One often overlooked requirement of Welfare Plan administration is the need to have a “Plan Document” and “Summary Plan Description” for each Welfare Plan that an employer offers. The reason this requirement is overlooked is typically that (a) employers are not aware of the requirement and (b) they think that the documentation from their insurance carrier or broker makes them compliant. When I would ask customers of the insurance broker I worked for whether the client had the necessary SPDs and Plan Documents in place, they would invariable say “yes, our 401k broker provided all of that,” or “yes” and then hand me the insurance plan’s Certificate of Coverage or Benefits Summary. Time and time again employers would be shocked to learn that they were not, in fact, in compliance with the regulatory requirements. Unfortunately, the consequences for not having these documents in place can range from employer frustration to extremely harsh regulatory liability.
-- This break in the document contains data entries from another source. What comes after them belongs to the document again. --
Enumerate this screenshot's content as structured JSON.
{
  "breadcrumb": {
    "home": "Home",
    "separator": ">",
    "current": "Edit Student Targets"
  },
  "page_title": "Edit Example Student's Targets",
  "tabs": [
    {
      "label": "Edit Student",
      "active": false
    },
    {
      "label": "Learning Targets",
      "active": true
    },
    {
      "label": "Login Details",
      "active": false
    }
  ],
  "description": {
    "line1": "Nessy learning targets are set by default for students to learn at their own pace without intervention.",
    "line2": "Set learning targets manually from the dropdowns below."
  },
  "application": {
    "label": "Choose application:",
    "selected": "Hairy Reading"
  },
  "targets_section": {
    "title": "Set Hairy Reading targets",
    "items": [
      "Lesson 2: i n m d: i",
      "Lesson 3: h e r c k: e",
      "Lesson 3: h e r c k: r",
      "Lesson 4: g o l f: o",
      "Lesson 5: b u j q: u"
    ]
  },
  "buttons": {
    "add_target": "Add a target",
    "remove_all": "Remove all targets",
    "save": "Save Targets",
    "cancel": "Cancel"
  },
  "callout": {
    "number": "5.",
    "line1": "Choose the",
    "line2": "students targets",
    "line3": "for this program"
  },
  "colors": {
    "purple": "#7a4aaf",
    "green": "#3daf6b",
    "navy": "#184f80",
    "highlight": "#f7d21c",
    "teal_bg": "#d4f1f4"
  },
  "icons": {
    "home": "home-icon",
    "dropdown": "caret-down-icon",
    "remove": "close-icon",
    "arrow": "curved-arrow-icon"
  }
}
The good news is that these documents can be easily drafted by legal professionals, benefits consultants, and employers themselves with proper research. The bad news is that the consequences of having substandard documents in place can be similarly harsh as not having them drafted altogether.
Take, for example, the recent case out of New York, which hinged on whether contractual language outside of a health insurance plan’s SPD could remove liability from an insurance company (and by extension the employer who held the policy). The court in Long Island Neurological Assocs., P.C. v. Highmark Blue Shield held that an Administrative Services Agreement (ASA) did not prohibit a patient from assigning her health insurance plan rights to a third party in order to challenge the plan administrator’s denial of benefits because the non-assignability language in the ASA was not part of the plan’s SPD. The ruling essentially cleared the way for the plaintiff to expose the health insurance plan to hundreds of thousands of dollars in damages and attorneys’ fees. While seemingly involving a highly technical question, the take-away is simple: As a plan sponsor, your Plan Document and SPD govern your plan, and the decisions employers and third-party administrators make with regards to enrollees’ rights under the plan must be in line with those documents. What’s more, this is not an uncommon law suit, and the holding matches with how the federal courts governing Wisconsin (the 7th Circuit) have interpreted ERISA’s SPD and Plan Document mandates.
A good rule of thumb for employers is to periodically review and refresh the Plan Document and Summary Plan Description of every Welfare Plan offered to employees with a trained employee benefits professional. The employer may be able to simplify the document requirement through the use of a “Wrap” Summary Plan Description and “Wrap” Plan Document. These documents pose their own challenges and consequences, so it’s important to do your research or reach out to legal professionals or benefit consultants.
This article does not constitute legal advice, and the reader should consult legal counsel to determine how this information applies to any specific situation. If you have any questions regarding your Plan Documents or SPDs, please contact Joe Camilli at Neider & Boucher, S.C. at 608-661-4500.